Granite Geek: At Jackson Labs, Little Mice are Big Business | New Hampshire Public Radio

Granite Geek: At Jackson Labs, Little Mice are Big Business

Aug 5, 2015

The humble little mouse has become big business at Jackson Laboratory in Bar Harbor, Maine. The research center uses selective breeding to create mice that have the genetic traits to make them useful for scientists searching for cures to human diseases. David Brooks recently visited Jackson Labs and learned a lot about the business of mice. He’s a columnist for the Nashua Telegraph and writer at He spoke with NHPR's All Things Considered host Peter Biello.

What kind of mice are they selling?

They are wildly inbred mice. This is a business that’s been there for about 85 years. It was kind of established by a philanthropist on his vacation retreat. This is, by the way—we’re talking about Bar Harbor, right next to Acadia and Mount Desert Island—so it was established as a research facility. He was going to do his own mice, but he realized that everyone needs these mice, so they turned it into a business/philanthropy. And it has become quite a business, but they have an operating budget of $250 million per year roughly, about half of which is covered by mouse sales to labs, hospitals, researchers, all around the country and many international ones.

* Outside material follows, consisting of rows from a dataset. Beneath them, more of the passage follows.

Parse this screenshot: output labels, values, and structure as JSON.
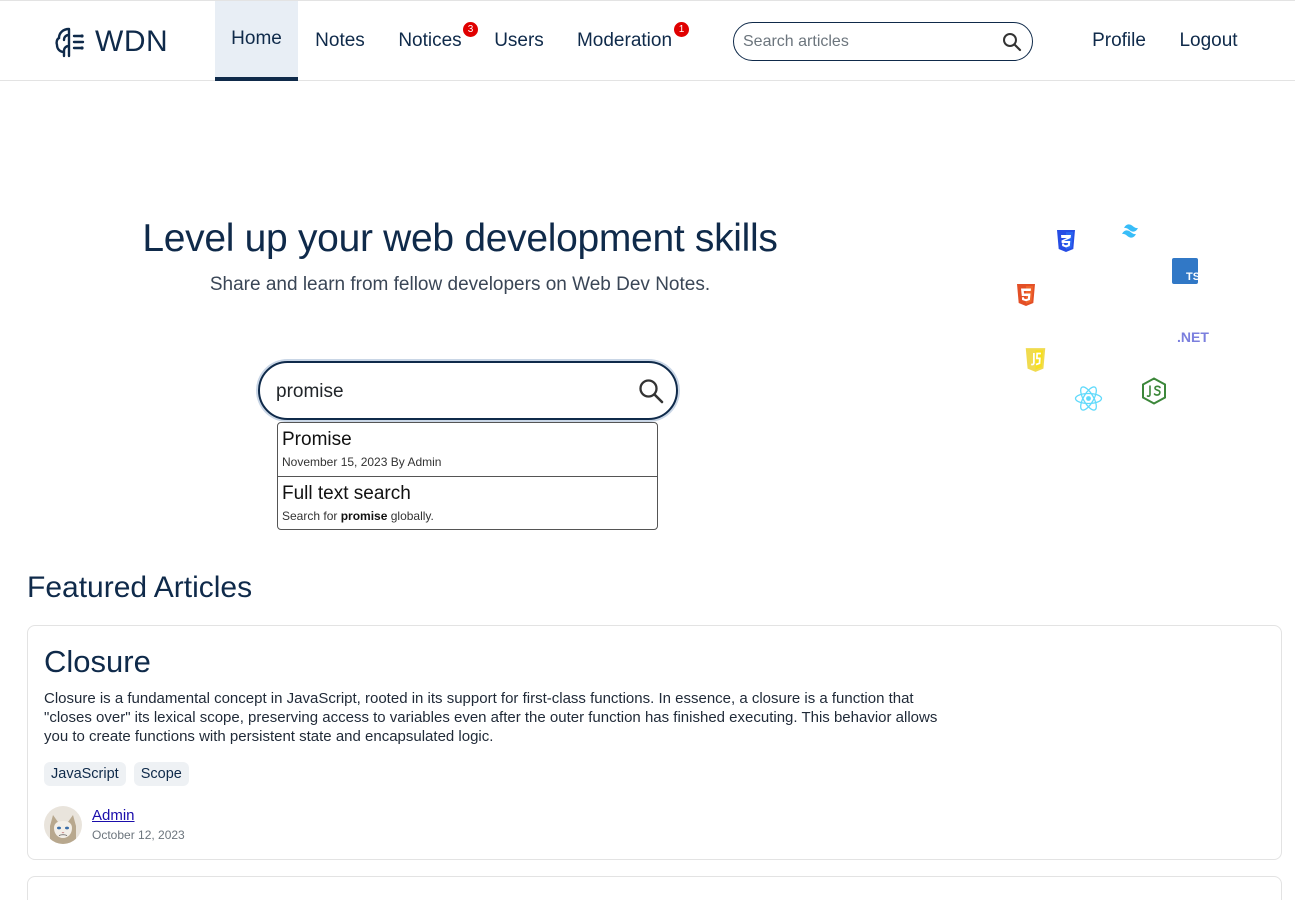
{
  "brand": {
    "name": "WDN",
    "logo_icon": "brain-code-icon"
  },
  "nav": {
    "items": [
      {
        "label": "Home",
        "active": true
      },
      {
        "label": "Notes"
      },
      {
        "label": "Notices",
        "badge": "3"
      },
      {
        "label": "Users"
      },
      {
        "label": "Moderation",
        "badge": "1"
      }
    ],
    "search_placeholder": "Search articles",
    "profile_label": "Profile",
    "logout_label": "Logout"
  },
  "hero": {
    "title": "Level up your web development skills",
    "subtitle": "Share and learn from fellow developers on Web Dev Notes.",
    "search_value": "promise",
    "suggestions": [
      {
        "title": "Promise",
        "date": "November 15, 2023",
        "by": "By",
        "author": "Admin"
      },
      {
        "title": "Full text search",
        "prefix": "Search for",
        "query": "promise",
        "suffix": "globally."
      }
    ],
    "tech_icons": [
      "css3-icon",
      "tailwind-icon",
      "typescript-icon",
      "html5-icon",
      "dotnet-icon",
      "javascript-icon",
      "nodejs-icon",
      "react-icon"
    ],
    "dotnet_label": ".NET",
    "ts_label": "TS"
  },
  "featured": {
    "title": "Featured Articles",
    "articles": [
      {
        "title": "Closure",
        "excerpt": "Closure is a fundamental concept in JavaScript, rooted in its support for first-class functions. In essence, a closure is a function that \"closes over\" its lexical scope, preserving access to variables even after the outer function has finished executing. This behavior allows you to create functions with persistent state and encapsulated logic.",
        "tags": [
          "JavaScript",
          "Scope"
        ],
        "author": "Admin",
        "date": "October 12, 2023"
      }
    ]
  },
  "colors": {
    "primary": "#0f2a4a",
    "badge": "#e00000",
    "link": "#1a0dab"
  }
}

How many mice per year are we talking about here?

The number I heard was three million per year. They can cost a couple bucks apiece or they can cost up to a couple hundred dollars apiece, several hundred actually, depending on what attributes you want. Researchers look through a catalog—you can search it online, search it by gene, characteristic. And you can say, “I want to study this particular factor” or “I want to study something that happens on the skin, so it would be helpful to have a hairless mouse, so then I can see more easily what has happened to the skin as I work on the mice.” So then you order hairless mice. If you order the “Black Six,” which is their basic model—it’s the Model T of laboratory mice—they bred it there, it’s easy to work with, reproduces well, it likes life in the lab, and it’s safe to say it’s the single most common laboratory animal in the world. Those are only a few bucks a piece, but the specialty ones are quite expensive.

They also have 7,000 different strains, most of them are actually kept as embryos or sperm and eggs in liquid nitrogen, so there’s another large room that’s full of eight or ten big tanks much larger than your refrigerator filled with liquid nitrogen. And in there are the actual embryos. If you order a particular strain of mice that’s not alive at the moment, they pull out the embryo and implant it I think in a Black Six probably and twelve weeks later, you’ve got your mice.

Mice made to order.

Exactly mice made to order. It’s a production facility with interesting twists, so for example, there’s a sign next to one counter that says, “This is where people eat lunch. Please don’t leave sperm here.”

Not a sign you see everyday.

But it is a production facility. They can generate large amounts of mice on demand relatively quickly and they do. Researchers all over the world depend on them.

In your column, you write about how Jackson Laboratory is acting a lot like traditional companies, in the sense that it’s started a successful manufacturing business—in this case, mice—and now it’s moving into services. What services is it providing?

The services are the research itself. It’s the work that’s being done with the mice. They have 50 researchers right here, and these are high-level folks who are chosen to have a lab here, and that’s quite impressive. They come here to get a few bucks to get started. Then after that they have to get their own grants to keep going. Last year, Jackson Lab opened a large facility at the University of Connecticut in Farmington, next to the medical school there, which eventually will have as many as 300 researchers, again, doing medical research, using Jackson Lab mice as a mouse model, so they can test for various things, see what happens, see if they can find genetic components to what happens to the mice and whether they can find the similar genes in humans and therefore use it to develop treatments for us. So the services that will eventually (hopefully) provide cures for you and I, using mice as models, and using their own mice as often as not.

Kind of makes you look at your own pet mouse a little differently, doesn’t it?

Well, most of these mice are descended from pet mice. The initial mice were so-called “fancy mice”—they were pets that were owned by all these rich people who had summer homes on Mount Desert Island. Each breed is at least ten generations of inbreeding—brothers and sisters mating to get the genes down to a specific form. In recent years they’ve actually been bringing in wild mice to mix up the genes a bit. The trouble is, wild mice are harder to work with. They tend to escape and they tend to bite you. I’ve been told many times that people prefer working with the Black Sixes of the world, but science is hard.